Though China is pushing OBOR as a (collaborative) economic project, it obviously has significant geostrategic implications. In seeking to create a Eurasian bloc, China is resurrecting the concepts of the Heartland and the World Island that Halford Mackinder first wrote about, a century ago, as the repository of Land Power that will unavoidably compete with Sea Power. Today, the latter is personified by the United States, and it will inevitably see such a development as a challenge to its current dominating position in the world. Conflict is inevitable; what shape it takes may well determine the fate of humanity.

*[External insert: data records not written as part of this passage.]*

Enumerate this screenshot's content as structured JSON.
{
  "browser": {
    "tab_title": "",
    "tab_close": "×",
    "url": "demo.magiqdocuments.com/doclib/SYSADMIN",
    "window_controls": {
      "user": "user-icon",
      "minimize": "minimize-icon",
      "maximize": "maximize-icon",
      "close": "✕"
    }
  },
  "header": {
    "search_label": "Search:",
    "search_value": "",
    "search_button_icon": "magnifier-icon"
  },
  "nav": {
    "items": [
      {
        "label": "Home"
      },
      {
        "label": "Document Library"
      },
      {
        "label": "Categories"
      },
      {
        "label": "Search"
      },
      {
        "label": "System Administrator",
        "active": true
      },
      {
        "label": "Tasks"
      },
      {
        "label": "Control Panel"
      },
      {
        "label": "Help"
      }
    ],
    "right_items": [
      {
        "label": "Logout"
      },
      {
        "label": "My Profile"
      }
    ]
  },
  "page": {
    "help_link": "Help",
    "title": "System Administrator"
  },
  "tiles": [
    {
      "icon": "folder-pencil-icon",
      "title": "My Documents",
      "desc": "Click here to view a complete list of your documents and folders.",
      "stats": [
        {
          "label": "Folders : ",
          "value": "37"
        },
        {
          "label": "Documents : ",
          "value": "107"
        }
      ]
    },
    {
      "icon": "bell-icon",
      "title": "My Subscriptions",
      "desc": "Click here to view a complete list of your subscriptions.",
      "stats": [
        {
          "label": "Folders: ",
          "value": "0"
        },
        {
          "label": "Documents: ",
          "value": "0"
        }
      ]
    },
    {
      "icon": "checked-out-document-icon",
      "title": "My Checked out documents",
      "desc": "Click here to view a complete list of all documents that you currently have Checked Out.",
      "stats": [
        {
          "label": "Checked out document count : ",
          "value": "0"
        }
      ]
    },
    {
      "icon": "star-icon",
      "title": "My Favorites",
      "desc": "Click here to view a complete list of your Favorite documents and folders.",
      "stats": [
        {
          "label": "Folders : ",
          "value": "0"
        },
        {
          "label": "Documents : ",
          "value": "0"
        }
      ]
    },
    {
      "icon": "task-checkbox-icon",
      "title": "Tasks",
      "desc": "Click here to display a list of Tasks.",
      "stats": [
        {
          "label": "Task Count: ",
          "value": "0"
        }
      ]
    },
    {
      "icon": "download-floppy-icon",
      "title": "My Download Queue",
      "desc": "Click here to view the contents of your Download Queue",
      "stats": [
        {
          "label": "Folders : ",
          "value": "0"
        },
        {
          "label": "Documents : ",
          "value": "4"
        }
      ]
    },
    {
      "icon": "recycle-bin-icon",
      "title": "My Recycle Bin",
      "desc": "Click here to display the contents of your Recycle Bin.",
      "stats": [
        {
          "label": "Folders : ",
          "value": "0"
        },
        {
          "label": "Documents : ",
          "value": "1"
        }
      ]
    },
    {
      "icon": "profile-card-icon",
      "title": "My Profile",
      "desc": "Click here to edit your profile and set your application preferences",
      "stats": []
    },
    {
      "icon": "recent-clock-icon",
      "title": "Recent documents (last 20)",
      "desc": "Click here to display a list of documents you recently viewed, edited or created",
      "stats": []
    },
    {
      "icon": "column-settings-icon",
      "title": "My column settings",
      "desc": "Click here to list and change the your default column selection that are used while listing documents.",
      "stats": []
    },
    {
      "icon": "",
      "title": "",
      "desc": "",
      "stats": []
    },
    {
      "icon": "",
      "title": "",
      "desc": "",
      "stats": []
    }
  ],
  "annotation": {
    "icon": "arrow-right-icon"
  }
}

Russia is also in an interesting position with respect to OBOR. On the one hand, China is its ally against the pressures being applied to it by the US and Europe; on the other, it has hitherto been the primary player in this duo (as Russia has been historically in Eurasia). It will not be easy for Putin to cede that role to Xi. However, he does not have much choice. His trump card is Russia's military strength, especially in nuclear weapons; China needs these to offset the danger of the use of such weapons by the US against it. Thus, one can expect that it will offer Russia a special place in OBOR; this will make it easier for Russia to participate in it. Also, Russia cannot ignore the wider (and, for it, positive) strategic significance of these developments vis-a-vis its relations with the US and the West.
These future developments highlight the unfortunate nature of the policies being currently followed by the US. Its worldwide expression of military power, steered by the neocon foreign policy establishment (the Borg, as Col Lang calls it), and its equally aggressive economic and financial policies (pursued by the plutocrats who control them), have created a backlash, not only in other lands but also within the country. Nevertheless, there appears to be this underlying assumption that matters can continue indefinitely as they are now (and, if they tend to veer off course, brute power can be used to bring them back on track).
Even as the US rides forth as did the Four Horsemen of the Apocalypse, a new world is being born on the Eurasian continent, a world that, if allowed to survive, may hold the promise of a prosperous new age for billions of deprived human beings.